One day you boot up Windows Vista, and everything works. Then another day, you boot it up again and find that the mouse is not working. Of course, the usual way to solve it will be used, like restarting in Safe Mode and doing a System Restore, or by going to the Windows Boot Manager and trying to use the “Last Known Good Configuration” mode, but still it doesn’t work.

A freezing mouse (mouse arrest?{ is a recurring problem in Windows Vista. Some users bear with it and use the TAB key instead for navigating, but for some users, this is annoying. These are seven methods usable for the freezing mouse problem. If any of this could not solve the freezing mouse, then the problem should be hardware related, in which the device might be malfunctioning or the hardware producer hasn’t made the sufficient driver available. The safest way currently to avoid this problem is by using known brand-name devices which have the Windows Vista sticker on them.

Changing the Sample Rate

In some cases, the reason why the mouse is not working is due to the mouse sampling rate. Newer mouses have a higher sampling rate, and Windows Vista seems to not allow this. While earlier versions of Windows did not any promblem here, Vista appears to be very picky about the sampling rate.Try changing the sample rate of the mouse to 60 reports/second.

For this, you will need a program called USB Mouserate Switcher 1.1 After installing the program, try changing your sample rate to 125Hz (8ms). Your mouse should work normally. If not, try using the next method.

Download a new Windows Update

Make sure you have the latest updates for your computer. Sometimes something this simple can be the quick solution to your problem. Hey, it’s worth a try.

Task Manager

Some people have the freezing mouse problem during high-memory programs, such as games and memory-hog applications. Try using Task Manager to turn off unneeded tasks. Trying to decrease the number your startup programs might help, too, or you can try and use msconfig.exe to turn off some services (most services in Windows Vista are not vital for the Windows framework). If this is not your solution, try the next method.

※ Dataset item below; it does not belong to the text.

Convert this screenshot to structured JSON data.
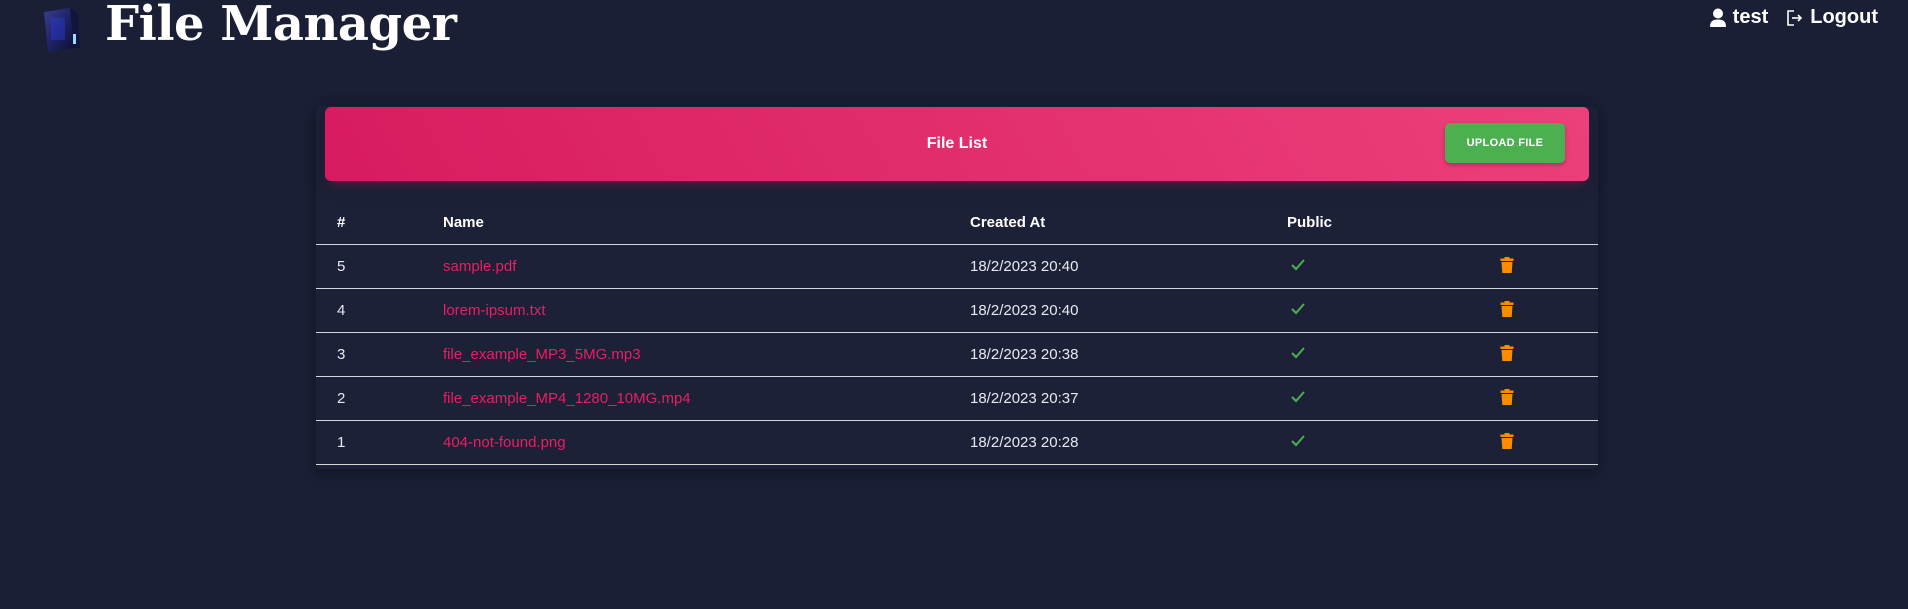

Update Your Chipset Drivers

Strangely, the freezing mouse problem only persists on PC that have Intel chipsets. The solution for this is, of course, installing the newest chipset drivers. This should help in every Windows Vista build, except for the Windows Vista Ultimate build. For Vista Ultimate, the success of this method is not guaranteed, although there are still chances of this working depending on the hardware you have. If you are using laptop, you could also try putting the power options to High Performance settings.

Replace the Mouse Driver

If you still have an old PS/2 mouse, you can try plugging it into your PC’s PS/2 port and then uninstalling your USB mouse driver. Then, restart the computer, and insert your USB mouse again. Windows should try to find the driver for the mouse and install it. After installation, try to use your USB mouse again.

If that’s not your solution, try the next method.

Device Manager

Go into the Device Manager and look under “Mice and other pointing devices.” Delete all records there and restart your computer. After restarting, try inserting your USB mouse again. Windows Vista should install the driver for the mouse. When the installing is complete, check again, and the driver should work.